resistance to corrosion. Therefore, make certain that
material is considered in the selection of replacement
bolts. Like solid shank rivets, bolts have distinctive
head markings that help to identify the material from
which they are manufactured. Figure 2-22 shows the
tops of several hex-head bolts, each marked to
indicate the type of bolt material.
BOLT IDENTIFICATION.Unless current
directives specify otherwise, every unserviceable bolt
should be replaced with a bolt of the same type. Of
course, substitute and interchangeable items are
sometimes available, but the ideal fix is a bolt-for-bolt
replacement. The part number of a needed bolt may
be obtained by referring to the illustrated parts
breakdown (IPB) for the aircraft concerned. Exactly
what this part number means depends upon whether
the bolt is AN (Air Force-Navy), NAS (National
Aircraft Standard), or MS (Military Standard).
AN Part Number.There are several classes of
AN bolts, and in some instances their part numbers
reveal slightly different types of information.
However, most AN numbers contain the same type of
Figure 2-23 shows a breakdown of a typical AN
bolt part number.
Like the AN rivets discussed
earlier, it starts with the letters AN. Next, notice that
a number follows the letters. This number usually
consists of two digits. The first digit (or absence of it)
shows the class of the bolt. For instance, in figure

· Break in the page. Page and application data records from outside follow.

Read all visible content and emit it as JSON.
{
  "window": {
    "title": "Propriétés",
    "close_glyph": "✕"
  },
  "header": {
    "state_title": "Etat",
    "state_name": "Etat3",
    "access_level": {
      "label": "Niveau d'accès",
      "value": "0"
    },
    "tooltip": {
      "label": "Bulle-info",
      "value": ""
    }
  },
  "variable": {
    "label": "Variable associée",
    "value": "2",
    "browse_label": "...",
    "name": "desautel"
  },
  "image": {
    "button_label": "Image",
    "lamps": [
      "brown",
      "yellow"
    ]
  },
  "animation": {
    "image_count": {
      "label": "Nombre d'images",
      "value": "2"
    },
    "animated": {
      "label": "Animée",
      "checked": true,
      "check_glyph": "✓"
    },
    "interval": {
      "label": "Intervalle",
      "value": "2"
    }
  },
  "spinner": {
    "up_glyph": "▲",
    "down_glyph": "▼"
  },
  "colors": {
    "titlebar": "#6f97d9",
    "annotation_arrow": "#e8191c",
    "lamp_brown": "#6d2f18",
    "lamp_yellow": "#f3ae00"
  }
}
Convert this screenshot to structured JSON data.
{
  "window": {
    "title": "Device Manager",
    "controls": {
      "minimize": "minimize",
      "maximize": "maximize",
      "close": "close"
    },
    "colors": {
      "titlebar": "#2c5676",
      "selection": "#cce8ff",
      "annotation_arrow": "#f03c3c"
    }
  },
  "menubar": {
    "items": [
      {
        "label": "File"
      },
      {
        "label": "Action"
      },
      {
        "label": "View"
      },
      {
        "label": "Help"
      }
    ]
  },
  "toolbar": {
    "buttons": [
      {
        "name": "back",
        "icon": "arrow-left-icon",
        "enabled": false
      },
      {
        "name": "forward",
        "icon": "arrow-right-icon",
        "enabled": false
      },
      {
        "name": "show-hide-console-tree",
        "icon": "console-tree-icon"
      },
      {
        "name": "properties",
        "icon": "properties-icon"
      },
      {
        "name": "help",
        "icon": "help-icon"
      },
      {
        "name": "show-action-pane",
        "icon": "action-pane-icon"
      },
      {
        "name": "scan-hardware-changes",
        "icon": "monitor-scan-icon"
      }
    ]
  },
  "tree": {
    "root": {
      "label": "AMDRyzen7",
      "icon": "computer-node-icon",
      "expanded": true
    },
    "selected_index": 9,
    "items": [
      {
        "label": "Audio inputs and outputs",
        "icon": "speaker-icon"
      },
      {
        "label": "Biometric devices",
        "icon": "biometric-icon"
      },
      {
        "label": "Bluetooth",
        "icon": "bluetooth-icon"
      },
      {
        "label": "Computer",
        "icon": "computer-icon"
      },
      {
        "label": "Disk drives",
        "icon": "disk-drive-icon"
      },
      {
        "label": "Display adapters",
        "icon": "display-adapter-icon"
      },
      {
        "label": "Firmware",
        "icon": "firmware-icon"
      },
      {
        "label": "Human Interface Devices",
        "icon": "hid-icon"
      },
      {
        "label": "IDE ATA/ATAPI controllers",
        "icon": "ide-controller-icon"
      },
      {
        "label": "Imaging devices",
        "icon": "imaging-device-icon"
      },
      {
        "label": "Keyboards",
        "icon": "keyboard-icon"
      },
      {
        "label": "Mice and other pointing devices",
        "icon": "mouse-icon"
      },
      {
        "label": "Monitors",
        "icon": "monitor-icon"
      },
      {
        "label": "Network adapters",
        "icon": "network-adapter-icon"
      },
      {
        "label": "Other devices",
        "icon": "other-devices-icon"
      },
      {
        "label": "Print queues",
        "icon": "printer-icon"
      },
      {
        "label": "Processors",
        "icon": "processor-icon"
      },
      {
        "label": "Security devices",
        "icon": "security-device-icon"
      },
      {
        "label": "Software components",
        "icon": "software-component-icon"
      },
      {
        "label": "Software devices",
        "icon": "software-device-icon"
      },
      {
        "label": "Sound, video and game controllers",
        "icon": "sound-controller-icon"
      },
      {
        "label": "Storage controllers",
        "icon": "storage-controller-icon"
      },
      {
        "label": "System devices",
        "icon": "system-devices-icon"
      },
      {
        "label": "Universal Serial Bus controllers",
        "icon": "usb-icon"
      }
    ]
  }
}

2-23, the series number has only one digit, and the
absence of one digit shows that this part number
represents a general-purpose hex-head bolt.
However, the part numbers for some bolts of this class
have two digits.
In fact, general-purpose hex-head
bolts include all part numbers beginning with AN3,
AN4, and so on, through AN20. Other series numbers
and the classes of bolts that they represent are as
AN21 through AN36clevis bolts
AN42 through AN49eyebolts
The series number shows another type of
information other than bolt class. With a few
exceptions, it indicates bolt diameter in sixteenths of
Figure 2-23.AN bolt part number breakdown.